======== PROVIDED DATA ========

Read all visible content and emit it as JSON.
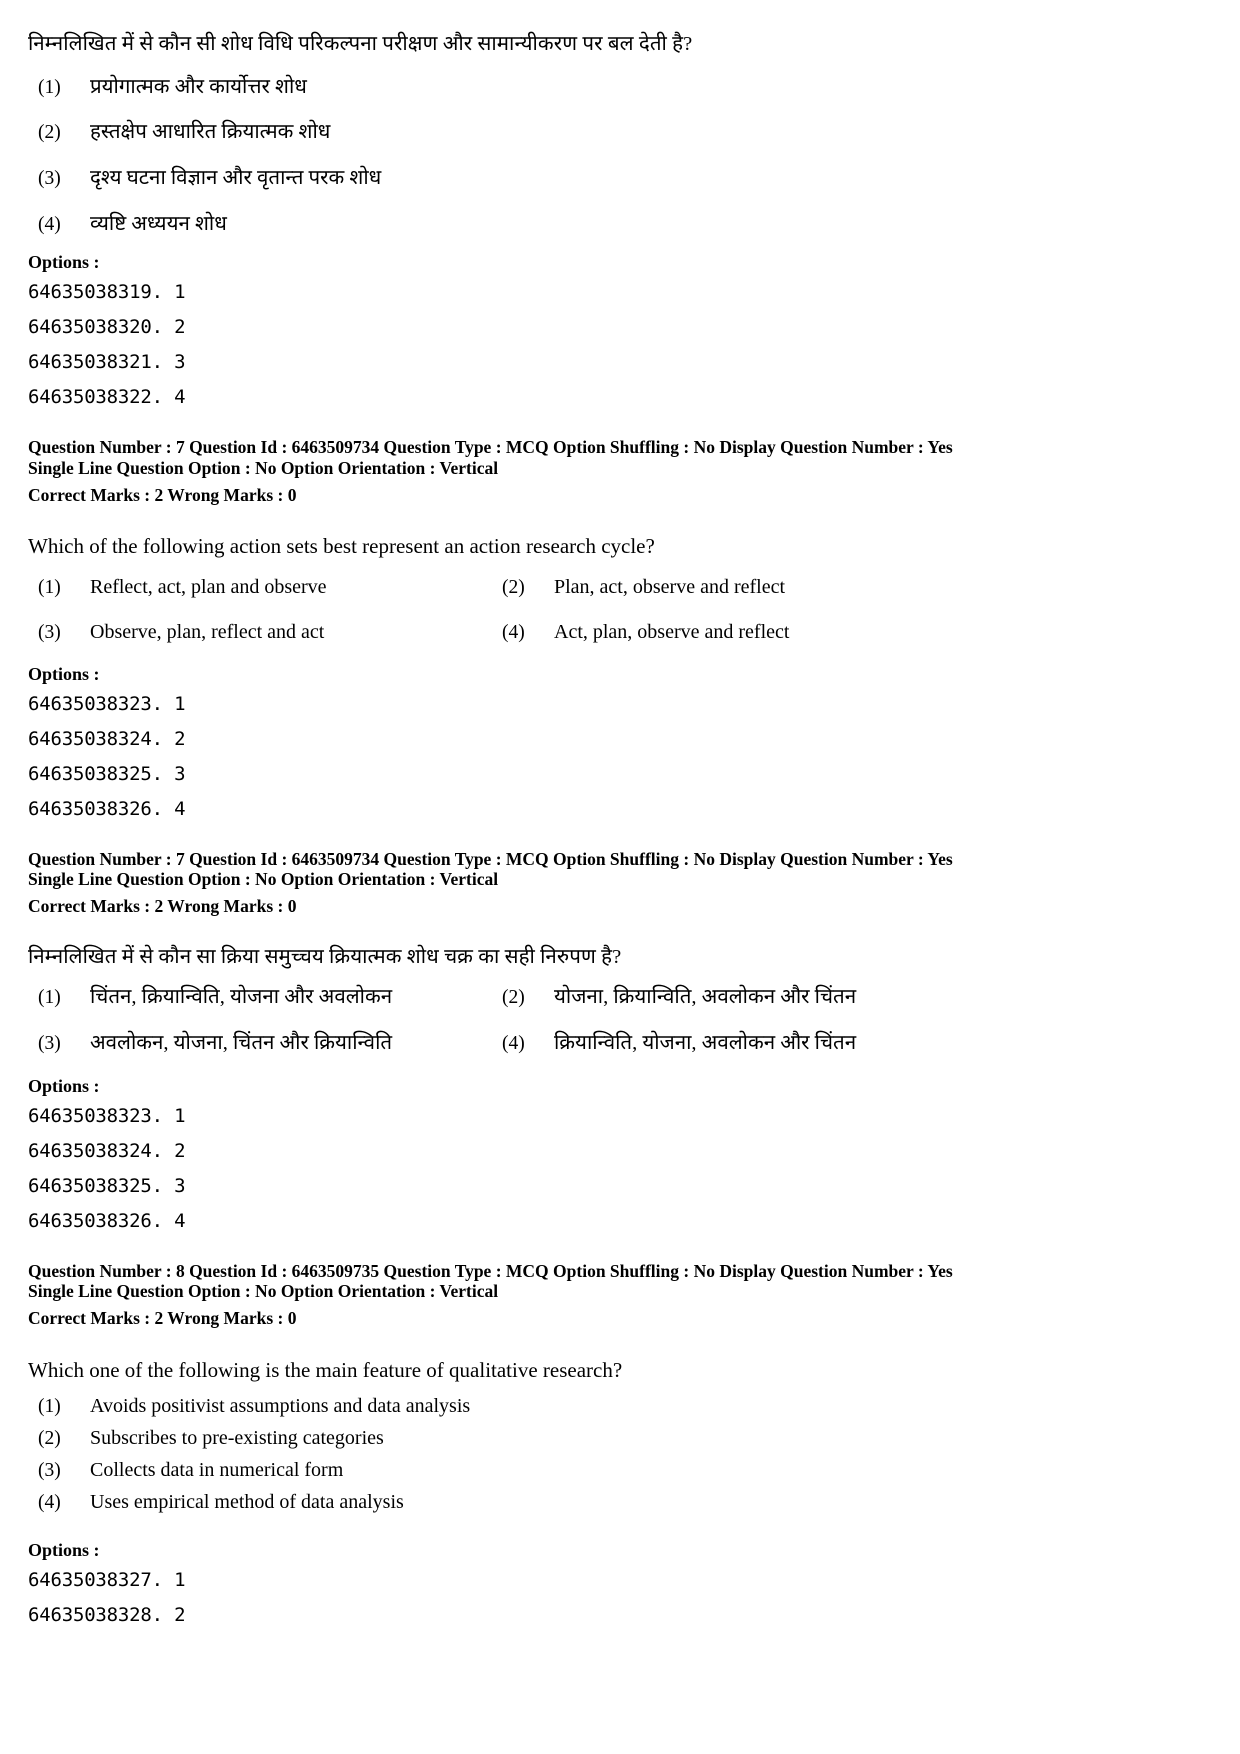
{
  "labels": {
    "options_heading": "Options :"
  },
  "blocks": [
    {
      "id": "q6-hindi-tail",
      "stem": "निम्नलिखित में से कौन सी शोध विधि परिकल्पना परीक्षण और सामान्यीकरण पर बल देती है?",
      "options": [
        {
          "num": "(1)",
          "text": "प्रयोगात्मक और कार्योत्तर शोध"
        },
        {
          "num": "(2)",
          "text": "हस्तक्षेप आधारित क्रियात्मक शोध"
        },
        {
          "num": "(3)",
          "text": "दृश्य घटना विज्ञान और वृतान्त परक शोध"
        },
        {
          "num": "(4)",
          "text": "व्यष्टि अध्ययन शोध"
        }
      ],
      "option_codes": [
        "64635038319. 1",
        "64635038320. 2",
        "64635038321. 3",
        "64635038322. 4"
      ]
    },
    {
      "id": "q7-english",
      "meta_line1": "Question Number : 7  Question Id : 6463509734  Question Type : MCQ  Option Shuffling : No  Display Question Number : Yes",
      "meta_line2": "Single Line Question Option : No  Option Orientation : Vertical",
      "meta_marks": "Correct Marks : 2  Wrong Marks : 0",
      "stem": "Which of the following action sets best represent an action research cycle?",
      "options": [
        {
          "num": "(1)",
          "text": "Reflect, act, plan and observe"
        },
        {
          "num": "(2)",
          "text": "Plan, act, observe and reflect"
        },
        {
          "num": "(3)",
          "text": "Observe, plan, reflect and act"
        },
        {
          "num": "(4)",
          "text": "Act, plan, observe and reflect"
        }
      ],
      "option_codes": [
        "64635038323. 1",
        "64635038324. 2",
        "64635038325. 3",
        "64635038326. 4"
      ]
    },
    {
      "id": "q7-hindi",
      "meta_line1": "Question Number : 7  Question Id : 6463509734  Question Type : MCQ  Option Shuffling : No  Display Question Number : Yes",
      "meta_line2": "Single Line Question Option : No  Option Orientation : Vertical",
      "meta_marks": "Correct Marks : 2  Wrong Marks : 0",
      "stem": "निम्नलिखित में से कौन सा क्रिया समुच्चय क्रियात्मक शोध चक्र का सही निरुपण है?",
      "options": [
        {
          "num": "(1)",
          "text": "चिंतन, क्रियान्विति, योजना और अवलोकन"
        },
        {
          "num": "(2)",
          "text": "योजना, क्रियान्विति, अवलोकन और चिंतन"
        },
        {
          "num": "(3)",
          "text": "अवलोकन, योजना, चिंतन और क्रियान्विति"
        },
        {
          "num": "(4)",
          "text": "क्रियान्विति, योजना, अवलोकन और चिंतन"
        }
      ],
      "option_codes": [
        "64635038323. 1",
        "64635038324. 2",
        "64635038325. 3",
        "64635038326. 4"
      ]
    },
    {
      "id": "q8-english",
      "meta_line1": "Question Number : 8  Question Id : 6463509735  Question Type : MCQ  Option Shuffling : No  Display Question Number : Yes",
      "meta_line2": "Single Line Question Option : No  Option Orientation : Vertical",
      "meta_marks": "Correct Marks : 2  Wrong Marks : 0",
      "stem": "Which one of the following is the main feature of qualitative research?",
      "options": [
        {
          "num": "(1)",
          "text": "Avoids positivist assumptions and data analysis"
        },
        {
          "num": "(2)",
          "text": "Subscribes to pre-existing categories"
        },
        {
          "num": "(3)",
          "text": "Collects data in numerical form"
        },
        {
          "num": "(4)",
          "text": "Uses empirical method of data analysis"
        }
      ],
      "option_codes": [
        "64635038327. 1",
        "64635038328. 2"
      ]
    }
  ]
}
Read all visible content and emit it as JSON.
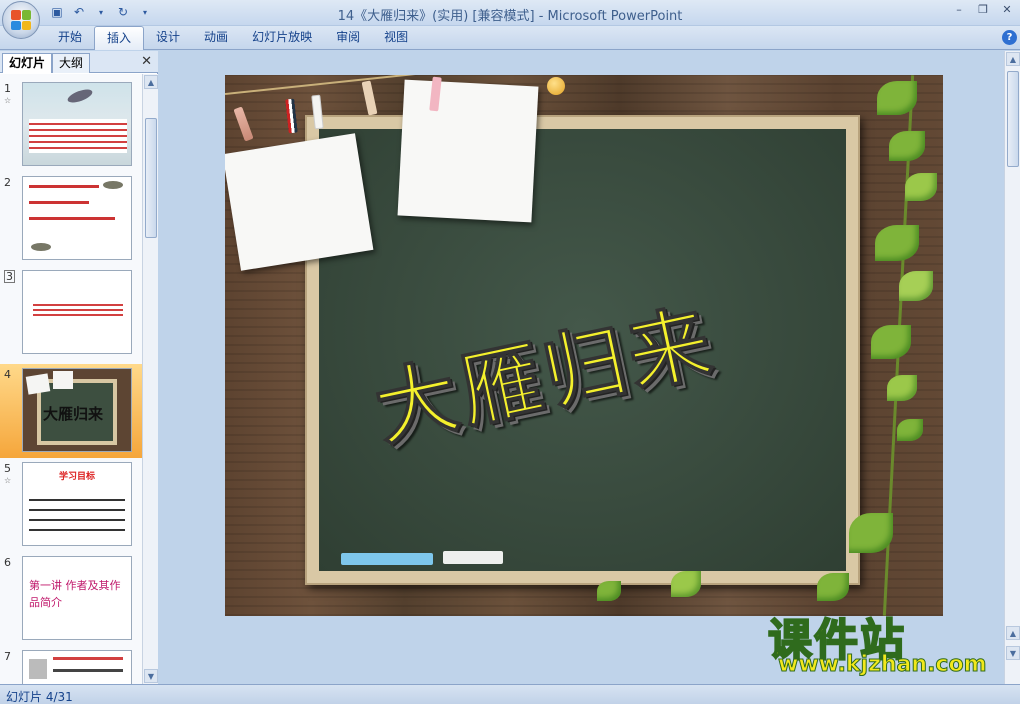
{
  "window": {
    "title": "14《大雁归来》(实用) [兼容模式] - Microsoft PowerPoint"
  },
  "ribbon": {
    "tabs": [
      {
        "label": "开始"
      },
      {
        "label": "插入"
      },
      {
        "label": "设计"
      },
      {
        "label": "动画"
      },
      {
        "label": "幻灯片放映"
      },
      {
        "label": "审阅"
      },
      {
        "label": "视图"
      }
    ],
    "active_tab": "插入"
  },
  "left_pane": {
    "tabs": [
      {
        "label": "幻灯片"
      },
      {
        "label": "大纲"
      }
    ],
    "thumbnails": [
      {
        "number": "1",
        "title": ""
      },
      {
        "number": "2",
        "title": ""
      },
      {
        "number": "3",
        "title": ""
      },
      {
        "number": "4",
        "title": "大雁归来"
      },
      {
        "number": "5",
        "title": "学习目标"
      },
      {
        "number": "6",
        "title": "第一讲 作者及其作品简介"
      },
      {
        "number": "7",
        "title": ""
      }
    ],
    "selected_slide": 4
  },
  "slide": {
    "title": "大雁归来"
  },
  "watermark": {
    "text": "课件站",
    "url": "www.kjzhan.com"
  },
  "status_bar": {
    "slide_info": "幻灯片 4/31"
  }
}
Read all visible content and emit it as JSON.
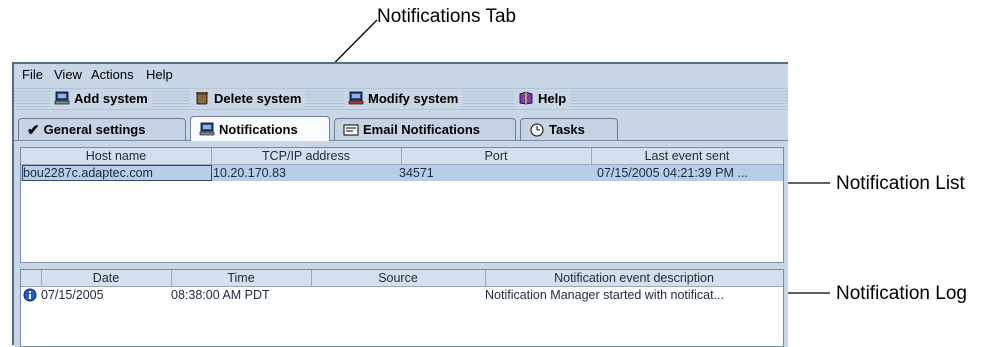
{
  "callouts": {
    "notifications_tab": "Notifications Tab",
    "notification_list": "Notification List",
    "notification_log": "Notification Log"
  },
  "menu": {
    "file": "File",
    "view": "View",
    "actions": "Actions",
    "help": "Help"
  },
  "toolbar": {
    "add_system": "Add system",
    "delete_system": "Delete system",
    "modify_system": "Modify system",
    "help": "Help"
  },
  "tabs": [
    {
      "label": "General settings",
      "icon": "checkmark-icon"
    },
    {
      "label": "Notifications",
      "icon": "computer-icon",
      "active": true
    },
    {
      "label": "Email Notifications",
      "icon": "envelope-icon"
    },
    {
      "label": "Tasks",
      "icon": "clock-icon"
    }
  ],
  "notification_list": {
    "columns": [
      "Host name",
      "TCP/IP address",
      "Port",
      "Last event sent"
    ],
    "rows": [
      {
        "host": "bou2287c.adaptec.com",
        "ip": "10.20.170.83",
        "port": "34571",
        "last": "07/15/2005 04:21:39 PM ..."
      }
    ]
  },
  "notification_log": {
    "columns": [
      "Date",
      "Time",
      "Source",
      "Notification event description"
    ],
    "rows": [
      {
        "icon": "info-icon",
        "date": "07/15/2005",
        "time": "08:38:00 AM PDT",
        "source": "",
        "description": "Notification Manager started with notificat..."
      }
    ]
  },
  "colors": {
    "window_bg": "#c9d6e6",
    "selection": "#b8cdea",
    "text": "#1c2a3e"
  }
}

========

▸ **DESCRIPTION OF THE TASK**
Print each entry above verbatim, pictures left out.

▸ **OUTPUT FOR THIS TASK**
Read all visible content and emit it as JSON.
{
  "labels": {
    "options_heading": "Options :"
  },
  "blocks": [
    {
      "id": "q6-hindi-tail",
      "stem": "निम्नलिखित में से कौन सी शोध विधि परिकल्पना परीक्षण और सामान्यीकरण पर बल देती है?",
      "options": [
        {
          "num": "(1)",
          "text": "प्रयोगात्मक और कार्योत्तर शोध"
        },
        {
          "num": "(2)",
          "text": "हस्तक्षेप आधारित क्रियात्मक शोध"
        },
        {
          "num": "(3)",
          "text": "दृश्य घटना विज्ञान और वृतान्त परक शोध"
        },
        {
          "num": "(4)",
          "text": "व्यष्टि अध्ययन शोध"
        }
      ],
      "option_codes": [
        "64635038319. 1",
        "64635038320. 2",
        "64635038321. 3",
        "64635038322. 4"
      ]
    },
    {
      "id": "q7-english",
      "meta_line1": "Question Number : 7  Question Id : 6463509734  Question Type : MCQ  Option Shuffling : No  Display Question Number : Yes",
      "meta_line2": "Single Line Question Option : No  Option Orientation : Vertical",
      "meta_marks": "Correct Marks : 2  Wrong Marks : 0",
      "stem": "Which of the following action sets best represent an action research cycle?",
      "options": [
        {
          "num": "(1)",
          "text": "Reflect, act, plan and observe"
        },
        {
          "num": "(2)",
          "text": "Plan, act, observe and reflect"
        },
        {
          "num": "(3)",
          "text": "Observe, plan, reflect and act"
        },
        {
          "num": "(4)",
          "text": "Act, plan, observe and reflect"
        }
      ],
      "option_codes": [
        "64635038323. 1",
        "64635038324. 2",
        "64635038325. 3",
        "64635038326. 4"
      ]
    },
    {
      "id": "q7-hindi",
      "meta_line1": "Question Number : 7  Question Id : 6463509734  Question Type : MCQ  Option Shuffling : No  Display Question Number : Yes",
      "meta_line2": "Single Line Question Option : No  Option Orientation : Vertical",
      "meta_marks": "Correct Marks : 2  Wrong Marks : 0",
      "stem": "निम्नलिखित में से कौन सा क्रिया समुच्चय क्रियात्मक शोध चक्र का सही निरुपण है?",
      "options": [
        {
          "num": "(1)",
          "text": "चिंतन, क्रियान्विति, योजना और अवलोकन"
        },
        {
          "num": "(2)",
          "text": "योजना, क्रियान्विति, अवलोकन और चिंतन"
        },
        {
          "num": "(3)",
          "text": "अवलोकन, योजना, चिंतन और क्रियान्विति"
        },
        {
          "num": "(4)",
          "text": "क्रियान्विति, योजना, अवलोकन और चिंतन"
        }
      ],
      "option_codes": [
        "64635038323. 1",
        "64635038324. 2",
        "64635038325. 3",
        "64635038326. 4"
      ]
    },
    {
      "id": "q8-english",
      "meta_line1": "Question Number : 8  Question Id : 6463509735  Question Type : MCQ  Option Shuffling : No  Display Question Number : Yes",
      "meta_line2": "Single Line Question Option : No  Option Orientation : Vertical",
      "meta_marks": "Correct Marks : 2  Wrong Marks : 0",
      "stem": "Which one of the following is the main feature of qualitative research?",
      "options": [
        {
          "num": "(1)",
          "text": "Avoids positivist assumptions and data analysis"
        },
        {
          "num": "(2)",
          "text": "Subscribes to pre-existing categories"
        },
        {
          "num": "(3)",
          "text": "Collects data in numerical form"
        },
        {
          "num": "(4)",
          "text": "Uses empirical method of data analysis"
        }
      ],
      "option_codes": [
        "64635038327. 1",
        "64635038328. 2"
      ]
    }
  ]
}
Read all visible content and emit it as JSON.
{
  "window": {
    "title": "14《大雁归来》(实用) [兼容模式] - Microsoft PowerPoint"
  },
  "ribbon": {
    "tabs": [
      {
        "label": "开始"
      },
      {
        "label": "插入"
      },
      {
        "label": "设计"
      },
      {
        "label": "动画"
      },
      {
        "label": "幻灯片放映"
      },
      {
        "label": "审阅"
      },
      {
        "label": "视图"
      }
    ],
    "active_tab": "插入"
  },
  "left_pane": {
    "tabs": [
      {
        "label": "幻灯片"
      },
      {
        "label": "大纲"
      }
    ],
    "thumbnails": [
      {
        "number": "1",
        "title": ""
      },
      {
        "number": "2",
        "title": ""
      },
      {
        "number": "3",
        "title": ""
      },
      {
        "number": "4",
        "title": "大雁归来"
      },
      {
        "number": "5",
        "title": "学习目标"
      },
      {
        "number": "6",
        "title": "第一讲 作者及其作品简介"
      },
      {
        "number": "7",
        "title": ""
      }
    ],
    "selected_slide": 4
  },
  "slide": {
    "title": "大雁归来"
  },
  "watermark": {
    "text": "课件站",
    "url": "www.kjzhan.com"
  },
  "status_bar": {
    "slide_info": "幻灯片 4/31"
  }
}
Read all visible content and emit it as JSON.
{
  "callouts": {
    "notifications_tab": "Notifications Tab",
    "notification_list": "Notification List",
    "notification_log": "Notification Log"
  },
  "menu": {
    "file": "File",
    "view": "View",
    "actions": "Actions",
    "help": "Help"
  },
  "toolbar": {
    "add_system": "Add system",
    "delete_system": "Delete system",
    "modify_system": "Modify system",
    "help": "Help"
  },
  "tabs": [
    {
      "label": "General settings",
      "icon": "checkmark-icon"
    },
    {
      "label": "Notifications",
      "icon": "computer-icon",
      "active": true
    },
    {
      "label": "Email Notifications",
      "icon": "envelope-icon"
    },
    {
      "label": "Tasks",
      "icon": "clock-icon"
    }
  ],
  "notification_list": {
    "columns": [
      "Host name",
      "TCP/IP address",
      "Port",
      "Last event sent"
    ],
    "rows": [
      {
        "host": "bou2287c.adaptec.com",
        "ip": "10.20.170.83",
        "port": "34571",
        "last": "07/15/2005 04:21:39 PM ..."
      }
    ]
  },
  "notification_log": {
    "columns": [
      "Date",
      "Time",
      "Source",
      "Notification event description"
    ],
    "rows": [
      {
        "icon": "info-icon",
        "date": "07/15/2005",
        "time": "08:38:00 AM PDT",
        "source": "",
        "description": "Notification Manager started with notificat..."
      }
    ]
  },
  "colors": {
    "window_bg": "#c9d6e6",
    "selection": "#b8cdea",
    "text": "#1c2a3e"
  }
}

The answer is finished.